Your objective
Reproduce the following entries verbatim, each one complete.

Source records:
┌──
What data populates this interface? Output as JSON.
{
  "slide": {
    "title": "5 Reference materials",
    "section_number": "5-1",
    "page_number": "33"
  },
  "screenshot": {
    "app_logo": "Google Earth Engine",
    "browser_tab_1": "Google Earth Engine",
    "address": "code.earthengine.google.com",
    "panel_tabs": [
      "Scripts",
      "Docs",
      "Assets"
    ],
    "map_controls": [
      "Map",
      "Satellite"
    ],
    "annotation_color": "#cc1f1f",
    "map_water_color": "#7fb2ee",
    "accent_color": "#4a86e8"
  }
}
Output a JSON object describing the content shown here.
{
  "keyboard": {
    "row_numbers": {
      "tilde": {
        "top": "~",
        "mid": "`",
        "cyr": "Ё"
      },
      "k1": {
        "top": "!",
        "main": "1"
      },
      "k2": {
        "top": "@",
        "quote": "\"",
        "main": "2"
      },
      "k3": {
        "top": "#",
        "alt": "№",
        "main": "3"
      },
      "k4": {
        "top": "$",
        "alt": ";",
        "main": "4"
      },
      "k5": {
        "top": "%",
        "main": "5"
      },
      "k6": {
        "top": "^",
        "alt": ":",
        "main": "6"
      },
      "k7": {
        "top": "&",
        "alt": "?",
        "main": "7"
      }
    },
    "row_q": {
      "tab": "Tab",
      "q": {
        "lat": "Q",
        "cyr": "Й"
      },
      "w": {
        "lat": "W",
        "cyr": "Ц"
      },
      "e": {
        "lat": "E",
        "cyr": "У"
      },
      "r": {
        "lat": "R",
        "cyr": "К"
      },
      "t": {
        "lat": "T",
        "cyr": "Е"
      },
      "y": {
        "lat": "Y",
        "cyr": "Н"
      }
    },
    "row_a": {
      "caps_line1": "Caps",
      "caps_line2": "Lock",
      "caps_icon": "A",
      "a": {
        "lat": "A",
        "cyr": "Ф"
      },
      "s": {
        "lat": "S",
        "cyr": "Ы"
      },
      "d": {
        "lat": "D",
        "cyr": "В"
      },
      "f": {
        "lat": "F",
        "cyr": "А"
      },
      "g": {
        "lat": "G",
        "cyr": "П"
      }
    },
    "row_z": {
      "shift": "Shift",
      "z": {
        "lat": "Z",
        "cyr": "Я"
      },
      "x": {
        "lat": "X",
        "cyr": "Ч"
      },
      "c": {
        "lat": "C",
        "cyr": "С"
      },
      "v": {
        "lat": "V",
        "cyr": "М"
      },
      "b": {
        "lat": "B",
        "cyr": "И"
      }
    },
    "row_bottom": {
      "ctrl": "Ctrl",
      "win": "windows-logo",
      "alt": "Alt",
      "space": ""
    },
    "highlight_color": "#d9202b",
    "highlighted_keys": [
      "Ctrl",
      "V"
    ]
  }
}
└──
Final answer
What data populates this interface? Output as JSON.
{
  "slide": {
    "title": "5 Reference materials",
    "section_number": "5-1",
    "page_number": "33"
  },
  "screenshot": {
    "app_logo": "Google Earth Engine",
    "browser_tab_1": "Google Earth Engine",
    "address": "code.earthengine.google.com",
    "panel_tabs": [
      "Scripts",
      "Docs",
      "Assets"
    ],
    "map_controls": [
      "Map",
      "Satellite"
    ],
    "annotation_color": "#cc1f1f",
    "map_water_color": "#7fb2ee",
    "accent_color": "#4a86e8"
  }
}
Output a JSON object describing the content shown here.
{
  "keyboard": {
    "row_numbers": {
      "tilde": {
        "top": "~",
        "mid": "`",
        "cyr": "Ё"
      },
      "k1": {
        "top": "!",
        "main": "1"
      },
      "k2": {
        "top": "@",
        "quote": "\"",
        "main": "2"
      },
      "k3": {
        "top": "#",
        "alt": "№",
        "main": "3"
      },
      "k4": {
        "top": "$",
        "alt": ";",
        "main": "4"
      },
      "k5": {
        "top": "%",
        "main": "5"
      },
      "k6": {
        "top": "^",
        "alt": ":",
        "main": "6"
      },
      "k7": {
        "top": "&",
        "alt": "?",
        "main": "7"
      }
    },
    "row_q": {
      "tab": "Tab",
      "q": {
        "lat": "Q",
        "cyr": "Й"
      },
      "w": {
        "lat": "W",
        "cyr": "Ц"
      },
      "e": {
        "lat": "E",
        "cyr": "У"
      },
      "r": {
        "lat": "R",
        "cyr": "К"
      },
      "t": {
        "lat": "T",
        "cyr": "Е"
      },
      "y": {
        "lat": "Y",
        "cyr": "Н"
      }
    },
    "row_a": {
      "caps_line1": "Caps",
      "caps_line2": "Lock",
      "caps_icon": "A",
      "a": {
        "lat": "A",
        "cyr": "Ф"
      },
      "s": {
        "lat": "S",
        "cyr": "Ы"
      },
      "d": {
        "lat": "D",
        "cyr": "В"
      },
      "f": {
        "lat": "F",
        "cyr": "А"
      },
      "g": {
        "lat": "G",
        "cyr": "П"
      }
    },
    "row_z": {
      "shift": "Shift",
      "z": {
        "lat": "Z",
        "cyr": "Я"
      },
      "x": {
        "lat": "X",
        "cyr": "Ч"
      },
      "c": {
        "lat": "C",
        "cyr": "С"
      },
      "v": {
        "lat": "V",
        "cyr": "М"
      },
      "b": {
        "lat": "B",
        "cyr": "И"
      }
    },
    "row_bottom": {
      "ctrl": "Ctrl",
      "win": "windows-logo",
      "alt": "Alt",
      "space": ""
    },
    "highlight_color": "#d9202b",
    "highlighted_keys": [
      "Ctrl",
      "V"
    ]
  }
}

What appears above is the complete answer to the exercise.